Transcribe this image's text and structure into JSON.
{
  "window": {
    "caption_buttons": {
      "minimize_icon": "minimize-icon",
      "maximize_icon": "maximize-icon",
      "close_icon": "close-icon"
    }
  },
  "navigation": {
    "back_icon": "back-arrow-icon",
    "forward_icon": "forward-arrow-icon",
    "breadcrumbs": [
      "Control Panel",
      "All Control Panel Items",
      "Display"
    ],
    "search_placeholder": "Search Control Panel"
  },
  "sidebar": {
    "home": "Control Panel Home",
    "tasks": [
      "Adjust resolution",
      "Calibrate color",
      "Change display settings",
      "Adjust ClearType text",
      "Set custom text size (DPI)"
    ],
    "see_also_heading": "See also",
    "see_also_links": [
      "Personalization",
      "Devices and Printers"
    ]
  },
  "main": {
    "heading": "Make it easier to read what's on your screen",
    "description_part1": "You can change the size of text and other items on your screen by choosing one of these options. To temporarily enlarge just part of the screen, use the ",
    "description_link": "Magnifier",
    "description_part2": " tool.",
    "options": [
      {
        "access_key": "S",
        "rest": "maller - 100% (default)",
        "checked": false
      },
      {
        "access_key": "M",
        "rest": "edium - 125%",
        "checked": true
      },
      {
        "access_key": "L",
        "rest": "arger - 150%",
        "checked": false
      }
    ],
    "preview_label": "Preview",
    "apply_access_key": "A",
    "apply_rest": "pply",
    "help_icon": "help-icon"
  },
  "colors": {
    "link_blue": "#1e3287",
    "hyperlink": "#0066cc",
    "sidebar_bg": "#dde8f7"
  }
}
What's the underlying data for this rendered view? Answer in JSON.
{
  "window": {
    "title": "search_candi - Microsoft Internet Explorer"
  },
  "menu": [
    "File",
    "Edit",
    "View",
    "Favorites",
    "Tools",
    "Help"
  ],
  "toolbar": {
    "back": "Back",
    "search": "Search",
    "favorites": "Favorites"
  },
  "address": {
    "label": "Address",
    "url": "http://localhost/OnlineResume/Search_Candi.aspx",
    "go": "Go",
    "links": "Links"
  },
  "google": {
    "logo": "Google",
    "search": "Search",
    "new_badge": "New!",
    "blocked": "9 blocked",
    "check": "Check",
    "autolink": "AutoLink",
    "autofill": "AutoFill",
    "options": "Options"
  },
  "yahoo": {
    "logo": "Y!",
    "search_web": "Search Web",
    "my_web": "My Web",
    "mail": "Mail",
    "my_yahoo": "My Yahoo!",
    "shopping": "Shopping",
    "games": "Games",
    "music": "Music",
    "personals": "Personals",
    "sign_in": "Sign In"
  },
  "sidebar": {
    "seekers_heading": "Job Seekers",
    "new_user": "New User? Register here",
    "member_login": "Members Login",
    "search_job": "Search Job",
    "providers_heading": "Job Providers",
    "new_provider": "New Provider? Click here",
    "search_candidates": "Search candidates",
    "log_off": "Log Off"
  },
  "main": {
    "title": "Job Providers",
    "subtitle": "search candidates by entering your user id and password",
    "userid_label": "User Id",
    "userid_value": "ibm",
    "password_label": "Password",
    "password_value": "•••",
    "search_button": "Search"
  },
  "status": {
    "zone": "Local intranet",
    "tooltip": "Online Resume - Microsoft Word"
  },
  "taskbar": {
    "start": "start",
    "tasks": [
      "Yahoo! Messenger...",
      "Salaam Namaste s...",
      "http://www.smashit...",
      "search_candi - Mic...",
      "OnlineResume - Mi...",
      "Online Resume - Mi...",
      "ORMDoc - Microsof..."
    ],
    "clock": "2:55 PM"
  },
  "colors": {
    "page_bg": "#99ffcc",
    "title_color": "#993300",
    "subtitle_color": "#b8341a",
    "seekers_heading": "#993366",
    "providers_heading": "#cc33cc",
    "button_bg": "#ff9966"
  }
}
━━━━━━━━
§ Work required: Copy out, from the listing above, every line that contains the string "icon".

§ Expected answer:
      "minimize_icon": "minimize-icon",
      "maximize_icon": "maximize-icon",
      "close_icon": "close-icon"
    "back_icon": "back-arrow-icon",
    "forward_icon": "forward-arrow-icon",
    "help_icon": "help-icon"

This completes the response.